The educational mix of immigrants has remained relatively constant. The proportion of those with advanced degrees, at 12 percent, and those with a high school degree or less, at 52 percent, is about the same today as it was before 1970, according to Pew. .

However, the educational differences between immigrants from different regions of the world is "stark," in Pew's terminology. Half of Asian immigrants have at least a bachelor's degree. Half of Latin American immigrants haven't finished high school.

Not surprisingly, education plays a large role in the lives of many immigrants who have done well.

Kent Lee is a senior research scientist at a medical device technology firm in Minneapolis. His father, who immigrated to the US from Taiwan in 1954, was the first person in his family to attend college. His mother came to the US in 1972 as a graduate student.

Mr. Lee remembers a constant focus on education from his parents. In the end, he and his two sisters all had the chance to attend college and graduate schools.

"It all depends on what base you come from," Lee says. "If you come from a family with an emphasis on good education, you can do well."

Overall, however, second-generation immigrants are not doing quite as well as they used to. Their income lead over nonimmigrant workers has shrunk, from 14.6 percent in 1970 to 6.3 percent today.

In part this is because their parents aren't doing as well, either. In 1970, the relative wages of first-generation immigrants were slightly higher than those of nonimmigrants. By 2000, their wages had fallen to 19.7 percent below those of nonimmigrants, according to Pew.

If this decline continues apace, wages of second-generation immigrants will fall below nonimmigrant pay by 2030.

"If low wages persist into the second and subsequent generations for substantial numbers of immigrants, economic hardship may persist beyond the first generation and assimilation into American society may become more difficult," says the Pew report on immigrants and economic mobility.

Not that assimilation is a snap now. After all, it's a process that involves more than money.

Take Wade Tsai, who, as a small boy, immigrated to the US from Taiwan with his parents in the late 1970s. His parents sweated when he was young, working at a series of restaurants, among other jobs, to ensure that Mr. Tsai and his sister could go to college.

But for all the years they have spent in the US, the parents remain tied to old tradition and culture. Tsai's mother still cannot speak English well, despite the fact that she was a cashier for many years. Neither she nor her husband was much help for their children when it came to adapting to American ways.

Today, Tsai is an engineering manager who lives in Seattle. He says that he has had to learn things that people who grew up in the US seem to know from birth, such as how to interact and the toughness of competition in business.

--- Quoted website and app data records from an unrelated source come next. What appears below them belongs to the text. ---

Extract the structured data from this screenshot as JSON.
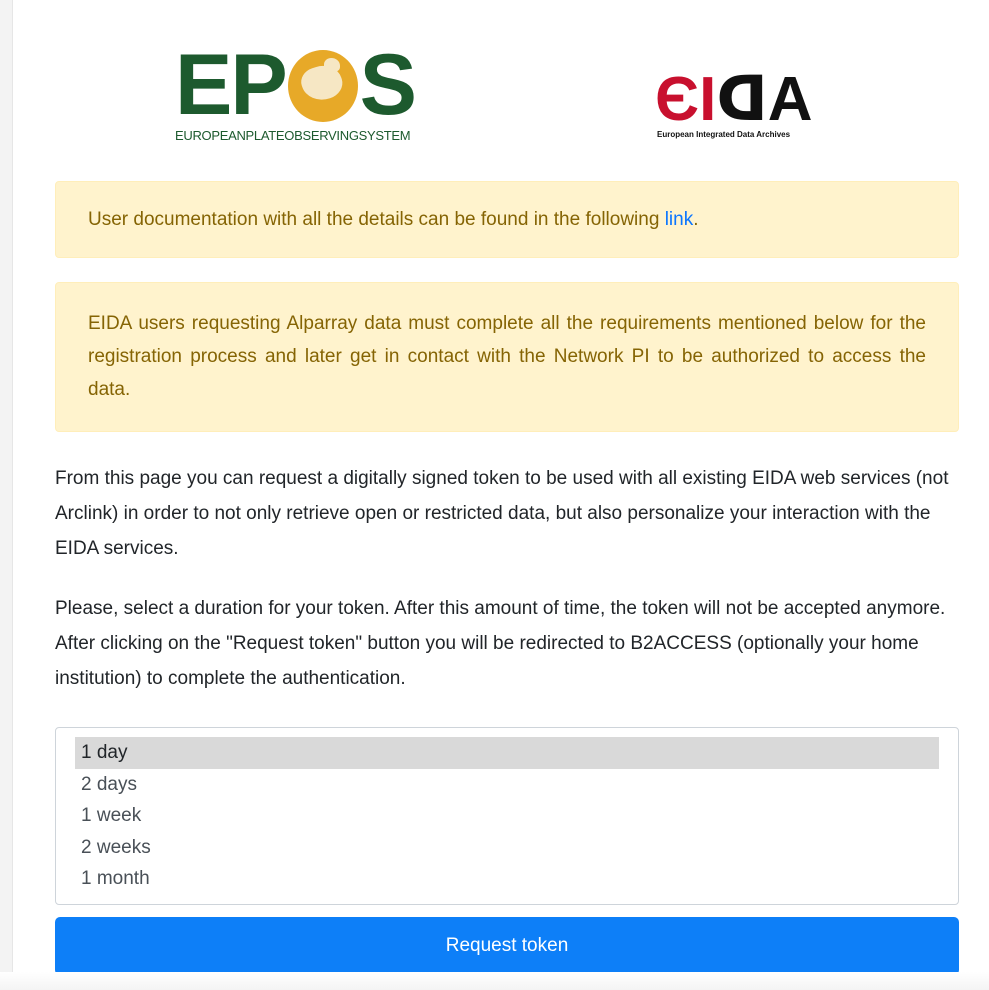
{
  "logos": {
    "epos": {
      "letters_left": "EP",
      "letters_right": "S",
      "tagline": "EUROPEANPLATEOBSERVINGSYSTEM",
      "colors": {
        "green": "#1d5a2e",
        "globe": "#e7a928"
      }
    },
    "eida": {
      "letters_red": "ЄI",
      "letters_black": "ᗡA",
      "tagline": "European Integrated Data Archives",
      "colors": {
        "red": "#c8102e",
        "black": "#111111"
      }
    }
  },
  "alerts": {
    "documentation": {
      "text_before": "User documentation with all the details can be found in the following ",
      "link_text": "link",
      "text_after": "."
    },
    "alparray": "EIDA users requesting Alparray data must complete all the requirements mentioned below for the registration process and later get in contact with the Network PI to be authorized to access the data."
  },
  "paragraphs": {
    "intro": "From this page you can request a digitally signed token to be used with all existing EIDA web services (not Arclink) in order to not only retrieve open or restricted data, but also personalize your interaction with the EIDA services.",
    "duration": "Please, select a duration for your token. After this amount of time, the token will not be accepted anymore. After clicking on the \"Request token\" button you will be redirected to B2ACCESS (optionally your home institution) to complete the authentication."
  },
  "duration_select": {
    "options": [
      "1 day",
      "2 days",
      "1 week",
      "2 weeks",
      "1 month"
    ],
    "selected": "1 day"
  },
  "request_button": {
    "label": "Request token",
    "color": "#0d7ff8"
  },
  "theme": {
    "alert_bg": "#fff3cd",
    "alert_text": "#856404",
    "link": "#0a75ff"
  }
}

"You just kind of learn it as you go," he says. "So that's the most challenging part about being the second generation, because you have this disconnect between the old-school culture you've emigrated from, and the one you've come to."

Elizabeth Armstrong Moore contributed from Portland, Ore.